Programs that expose high school students to college-level learning have proven track records of success. EducationDive reports such programs are especially useful for first-generation college students who come from low-income families. Of course, it can also help your institution. Assisting students – especially those in your area – in preparing for the rigors of higher learning will support your institution’s enrollment goals.
So how should you go about it? If your school is looking into adding a concurrent/dual or early college program, here are four easy steps to develop it:
1. Decide Who Is Eligible
Before you can bring students into your program, you must determine who qualifies and who does not. At the University of Hawai’i at Manoa, for instance, students are eligible who will have completed sophomore or junior year by summer, have maintained a 3.5 GPA, and have a recommendation from a teacher, counselor or principal. (Naturally parental approval is also required.) Depending on your university’s requirements for incoming students and other standards, you may set your GPA level differently, choose not to require a recommendation, or use any other rubric you prefer. At Fort Lewis, admittance factors include state test scores.
2. Determine the Costs
How much your course costs will depend on many factors, including how long courses will be, who will teach them, what facilities you will use and what subjects it will cover. Another factor to consider is whether the course will be primarily on campus or primarily online – as outreach programs, such as Cooper Union’s Summer Writing Program, can also successfully use the distance learning model. They may even take place in high school classrooms. Once you’ve determined the specifics of your program or programs, you will know how much to charge students.

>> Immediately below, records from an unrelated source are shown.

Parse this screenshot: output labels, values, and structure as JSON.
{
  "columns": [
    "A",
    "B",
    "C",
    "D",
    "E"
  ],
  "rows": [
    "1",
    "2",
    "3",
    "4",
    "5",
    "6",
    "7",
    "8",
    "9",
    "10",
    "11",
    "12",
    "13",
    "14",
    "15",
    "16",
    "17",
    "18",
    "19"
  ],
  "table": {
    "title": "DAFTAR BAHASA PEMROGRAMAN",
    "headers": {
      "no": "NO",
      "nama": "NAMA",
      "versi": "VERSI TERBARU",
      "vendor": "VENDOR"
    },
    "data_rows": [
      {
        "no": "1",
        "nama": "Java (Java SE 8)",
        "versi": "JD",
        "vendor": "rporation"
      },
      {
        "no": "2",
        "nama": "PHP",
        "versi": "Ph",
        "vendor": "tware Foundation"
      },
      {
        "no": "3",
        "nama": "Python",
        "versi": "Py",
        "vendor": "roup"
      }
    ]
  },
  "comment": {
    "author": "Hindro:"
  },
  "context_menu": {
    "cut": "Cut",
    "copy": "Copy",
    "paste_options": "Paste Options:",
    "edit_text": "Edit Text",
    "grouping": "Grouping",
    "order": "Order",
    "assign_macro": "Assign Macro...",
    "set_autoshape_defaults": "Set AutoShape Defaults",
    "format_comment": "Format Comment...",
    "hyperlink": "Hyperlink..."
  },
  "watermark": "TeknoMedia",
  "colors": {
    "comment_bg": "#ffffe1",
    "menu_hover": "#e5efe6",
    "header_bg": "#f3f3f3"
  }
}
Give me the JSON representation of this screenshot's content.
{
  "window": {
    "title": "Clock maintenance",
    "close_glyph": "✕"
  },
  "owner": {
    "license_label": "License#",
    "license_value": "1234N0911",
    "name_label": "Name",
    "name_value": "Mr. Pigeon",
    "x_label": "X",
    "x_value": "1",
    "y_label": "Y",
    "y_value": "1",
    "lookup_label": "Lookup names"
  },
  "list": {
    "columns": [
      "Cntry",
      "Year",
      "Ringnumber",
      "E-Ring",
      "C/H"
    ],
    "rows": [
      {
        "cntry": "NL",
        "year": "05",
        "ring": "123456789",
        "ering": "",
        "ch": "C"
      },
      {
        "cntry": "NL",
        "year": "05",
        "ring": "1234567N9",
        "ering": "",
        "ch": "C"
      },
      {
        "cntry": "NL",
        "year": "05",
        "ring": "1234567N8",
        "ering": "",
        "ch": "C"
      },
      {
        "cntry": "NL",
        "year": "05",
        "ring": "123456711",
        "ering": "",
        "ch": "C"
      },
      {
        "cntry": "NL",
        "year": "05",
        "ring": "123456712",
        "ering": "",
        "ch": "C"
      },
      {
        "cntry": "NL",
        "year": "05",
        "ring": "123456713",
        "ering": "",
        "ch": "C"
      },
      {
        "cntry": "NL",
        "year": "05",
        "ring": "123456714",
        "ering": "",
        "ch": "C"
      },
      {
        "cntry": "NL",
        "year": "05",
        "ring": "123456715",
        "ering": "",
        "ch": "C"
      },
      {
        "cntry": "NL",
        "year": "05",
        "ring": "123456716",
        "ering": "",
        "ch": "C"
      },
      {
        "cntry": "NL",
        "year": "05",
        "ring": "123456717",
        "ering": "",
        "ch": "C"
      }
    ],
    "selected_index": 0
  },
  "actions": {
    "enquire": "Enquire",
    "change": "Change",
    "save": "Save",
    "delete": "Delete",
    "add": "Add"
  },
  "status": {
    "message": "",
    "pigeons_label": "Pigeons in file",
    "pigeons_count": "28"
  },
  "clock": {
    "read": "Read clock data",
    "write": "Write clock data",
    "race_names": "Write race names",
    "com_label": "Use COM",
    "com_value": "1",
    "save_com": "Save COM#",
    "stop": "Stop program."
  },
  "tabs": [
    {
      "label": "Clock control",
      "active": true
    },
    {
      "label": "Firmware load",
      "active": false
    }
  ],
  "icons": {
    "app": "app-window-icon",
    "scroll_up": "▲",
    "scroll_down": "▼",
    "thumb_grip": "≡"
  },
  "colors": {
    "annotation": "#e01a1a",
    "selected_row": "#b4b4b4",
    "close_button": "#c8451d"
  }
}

In concurrent/dual programs, high school students are usually integrated into the college population, so you must factor in the value of a seat in your school’s classes. You may consider limiting the curriculum available to concurrent students or you may give them access to all introductory courses. All of that will factor into your costs.
3. Fund Your Program

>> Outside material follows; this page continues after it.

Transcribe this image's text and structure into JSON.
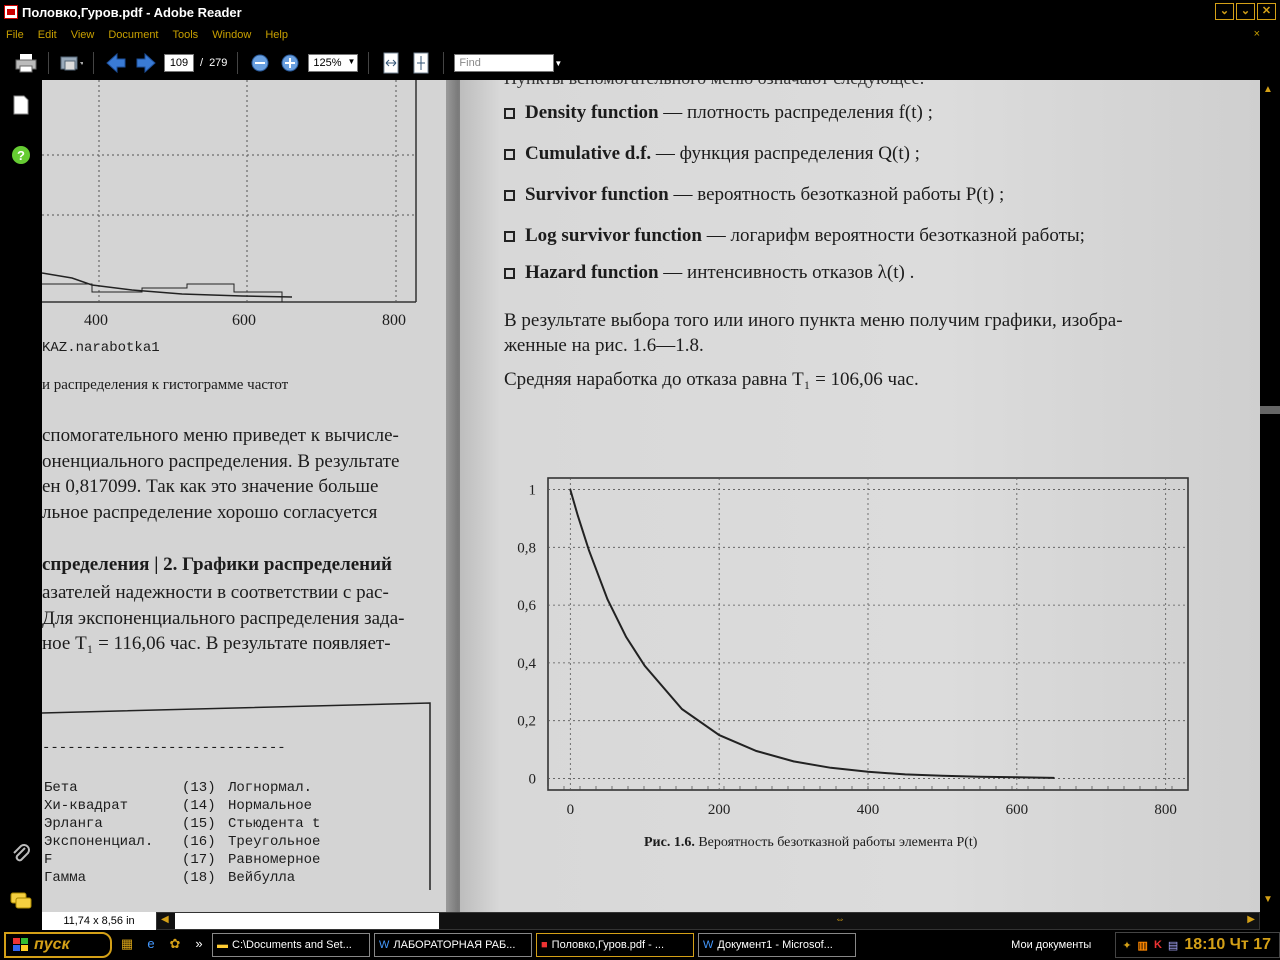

Now it’s time to decide where the money will come from. Perhaps you will simply charge students for the program, or you might choose to offer need-based scholarships. If you do choose to offer scholarships, you may be able to use federal funding, donations, tuition and fees, your operation budget or a combination of all of these to fund them. If you choose to operate a tuition-free program, determine whether or not you will charge students for materials, have loaner or digital materials or cover the cost of students’ books.

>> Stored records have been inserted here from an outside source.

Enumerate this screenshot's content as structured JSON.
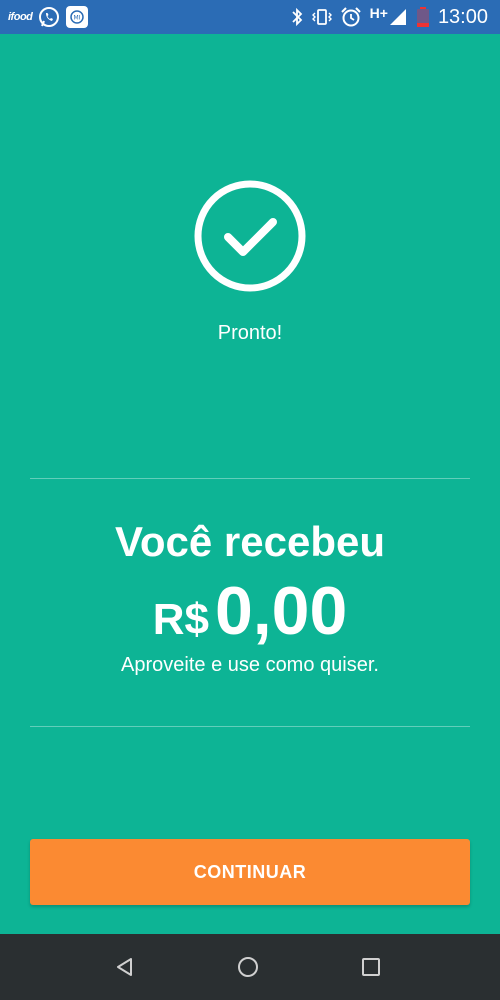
{
  "status_bar": {
    "app_icons": [
      "ifood-icon",
      "whatsapp-icon",
      "app-notification-icon"
    ],
    "ifood_label": "ifood",
    "system_icons": [
      "bluetooth-icon",
      "vibrate-icon",
      "alarm-icon",
      "signal-icon",
      "battery-icon"
    ],
    "network_label": "H+",
    "time": "13:00",
    "color": "#2b6cb5"
  },
  "main": {
    "background": "#0db495",
    "status_icon": "check-circle-icon",
    "status_text": "Pronto!",
    "headline": "Você recebeu",
    "currency": "R$",
    "amount": "0,00",
    "subtitle": "Aproveite e use como quiser."
  },
  "cta": {
    "label": "CONTINUAR",
    "color": "#fb8a32"
  },
  "nav_bar": {
    "buttons": [
      "back-icon",
      "home-icon",
      "recents-icon"
    ],
    "color": "#2a2f31"
  }
}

4. Get the Word Out
Once your program specifics are in place, it’s time to toot your horn. Send information to area high school counselors to let them know about your programs, so that teachers can suggest them to students, and even recommend them. Be sure to include information about your outreach courses on your website as well, so students and parents can find it when they’re researching.
Also remember to use the program toward your own enrollment and financial aid goals, giving students handouts at the end of the course that inform them about how to apply for regular admittance and financial aid at your institution. Once you’ve completed these steps, you should be well on your way to maintaining a functional, enriching early college program for high school students.